Perhaps the most obvious role of the U.S. government vis-à-vis Taiwan is to increase arms sales to the island so that it may adequately maintain its defense. Coercive airpower operations by the Chinese provide justification for U.S. assistance in upgrading Taiwan’s air force. Taiwan has been trying to rejuvenate their air force for over a decade, as in evident in their interest in purchasing F-35s, and recent upgrades to F-16Vs. The PLAAF exercises, and, now, civilian air routes, require the ROC air force to be on heightened alert around the island–a prerogative that could wear down the aircraft and exhaust the crew currently in use. For example, in 2016 alone, the Japanese Air Self Defense Force (JASDF) had to scramble their fighter jets851 times in response to Chinese aircraft activity in Japan’s territorial waters. For Taiwan’s aging air fleet, that amount of activity would be challenging to sustain.

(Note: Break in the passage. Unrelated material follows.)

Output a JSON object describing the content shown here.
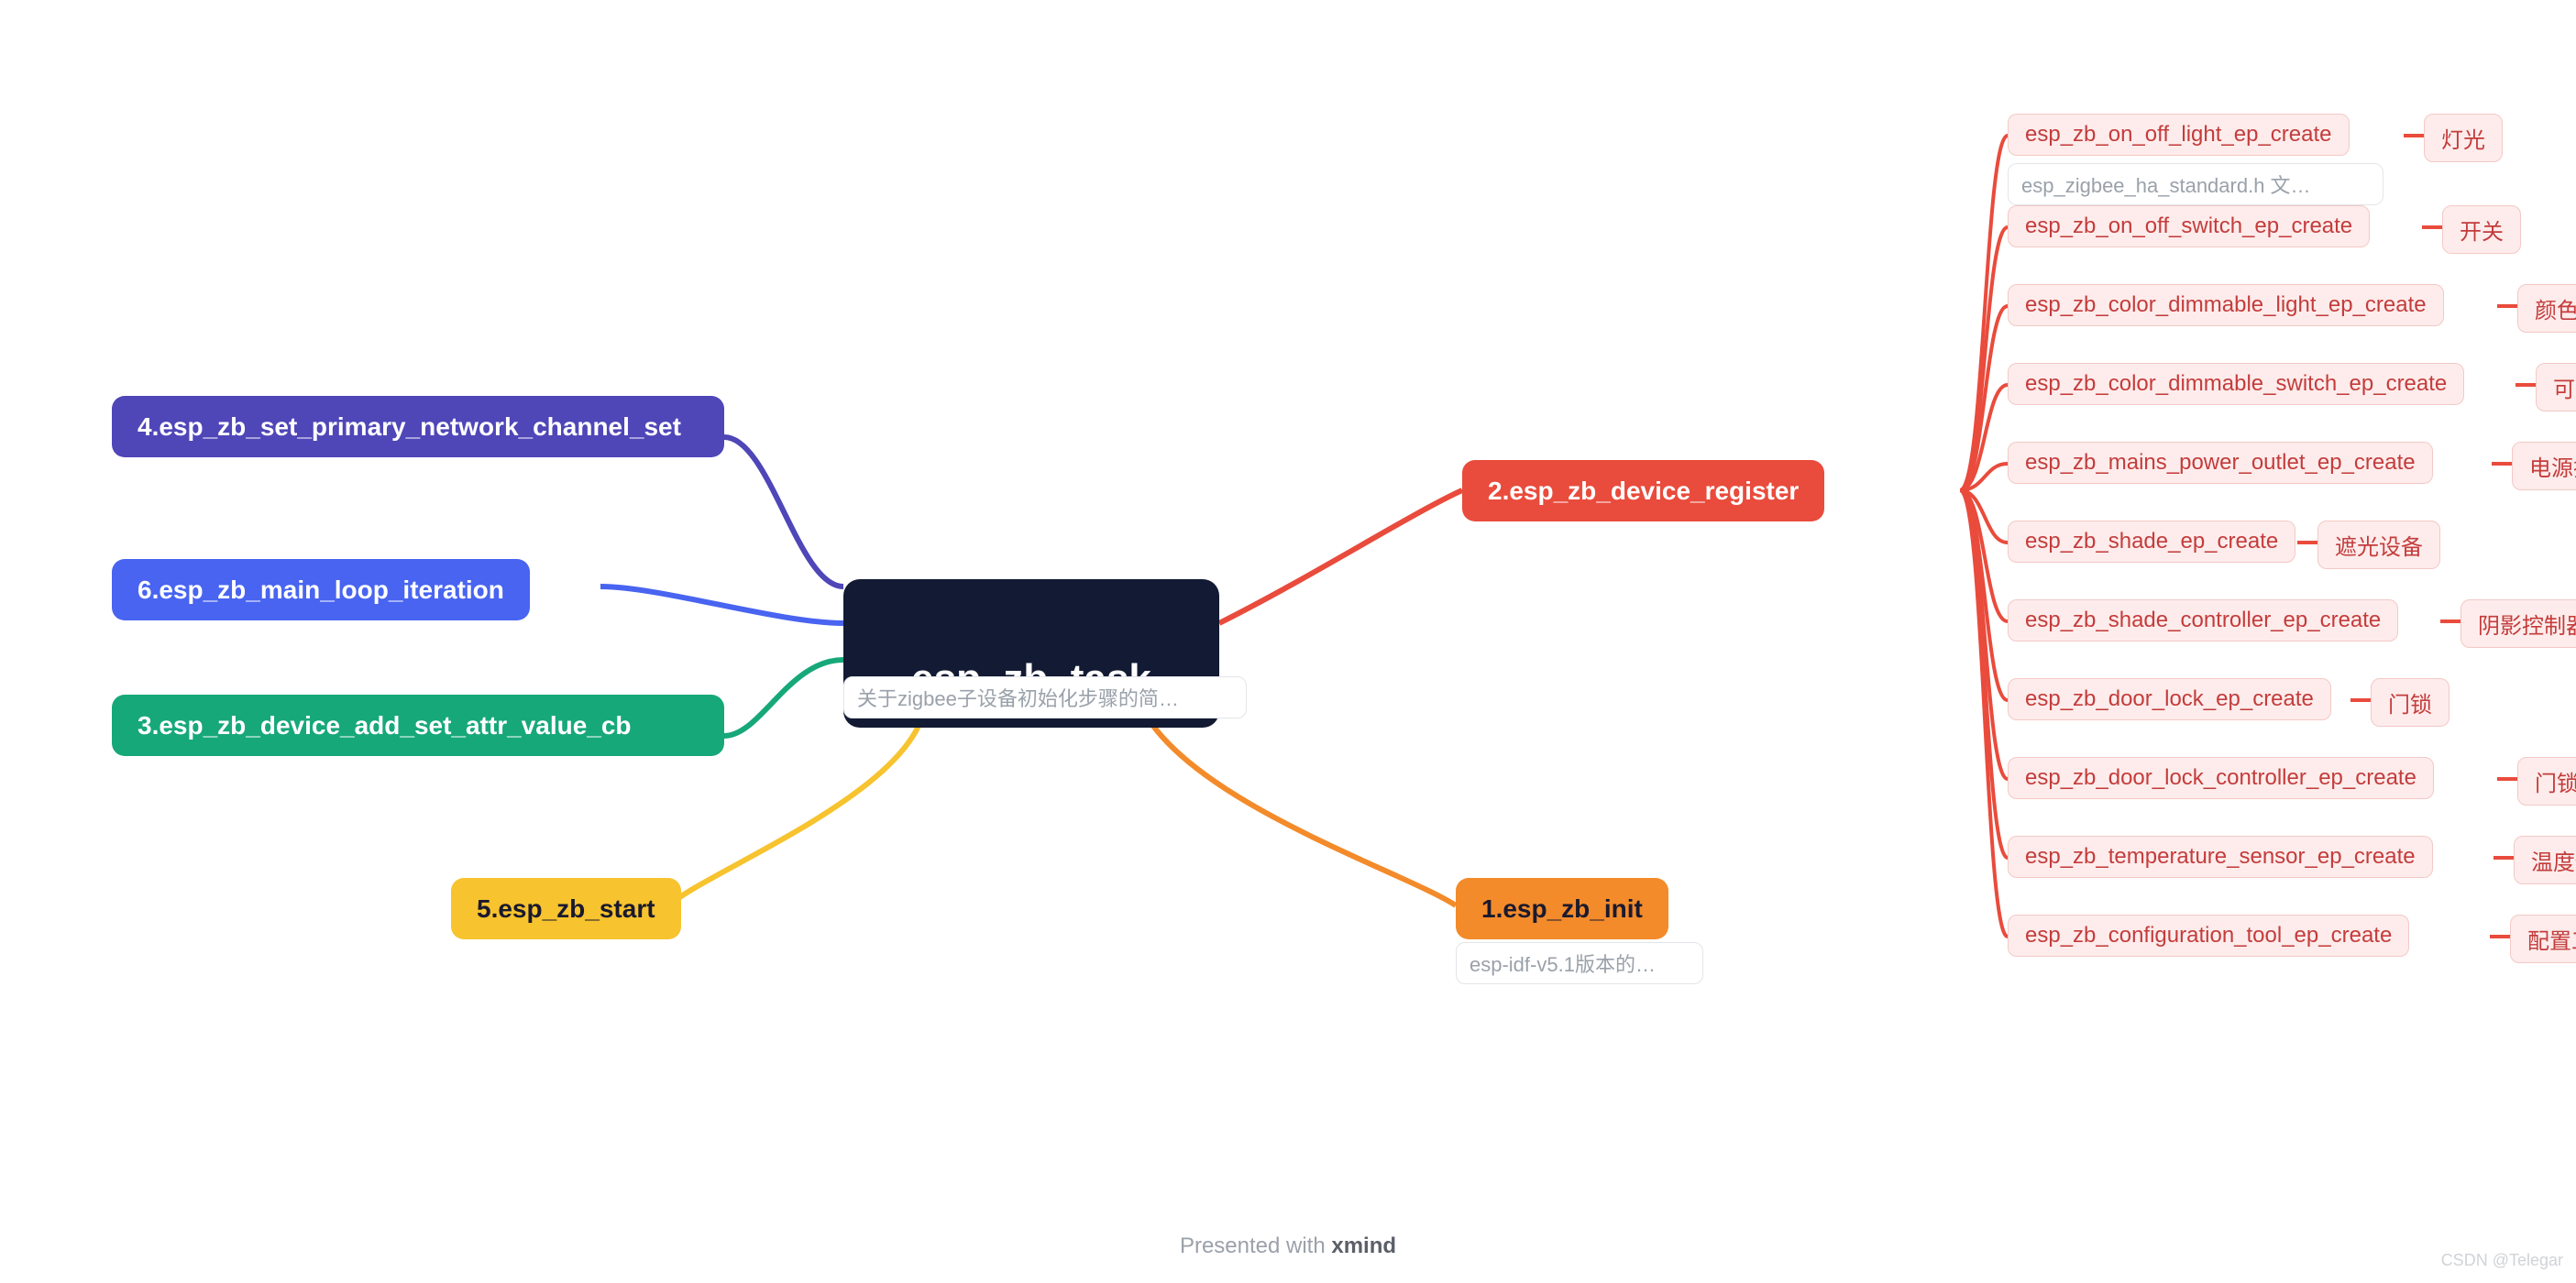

In addition to arms sales, encouraging high-level visits and dialogue between U.S. and Taiwanese officials would be strategic in countering coercive PLA activities. TheTaiwan Travel Act, currently awaiting President Trump’s signature, is a model example of progress. During the Project 2049 Institute’s event, Congressman Ted Yoho (R-FL), Chairman of the United States House Foreign Affairs Subcommittee on Asia and the Pacific, gave strong statements of support for Washington’s need to work with Taiwan to strategically balance against China’s coercive activities. According to Congressman Yoho, the M503 route authorization is “yet another example of China’s territorial aggression in [Taiwan’s] near waters.” The Congressman stated it was the role of the United States to “defend Taiwan’s international presence and our bilateral ties.” Congressman Yoho is sharply aware that Xi Jinping is committed to replacing the existing world order with his own narrative, and that this is something the U.S. has a responsibility to counteract.
“China has ramped up a full-court press against Taiwan via domestic media infiltration, military air power coercion [and by] revoking their participation in even the most benign international organizations…. if we do not stand up [to China] now, it will be that much more difficult, more costly, and more dangerous to Taiwan.”
With more than just a rhetorical commitment to Taiwan on the world stage, Congressman Yoho recently sponsored the bipartisan bill H.R. 3320, which passed the House of Representatives on January 9th, 2018. The bill guarantees Taiwan’s status as an “observer” in the World Health Organization (WHO). He also co-signed a letter in January to Chinese Ambassador Cui Tiankai, admonishing Beijing’s activities in the Strait. These are the type of deliverables needed to establish a clear message to Beijing that Washington does not kowtow to the interests of a foreign power. The U.S. has a responsibility to defend the free world (or “promote a free and open Indo-Pacific”). China’s unilateral effort to disrupt the status quo of aviation routes in the Taiwan Strait requires a firm repudiation from the United States and its allies and partners.
Colby Ferland was an intern at the Project 2049 Institute where he focused on cross-Strait relations and U.S. security issues in the Asia Pacific. He received his B.A. in International Relations and Political Science from The George Washington University, with a year abroad at the London School of Economics.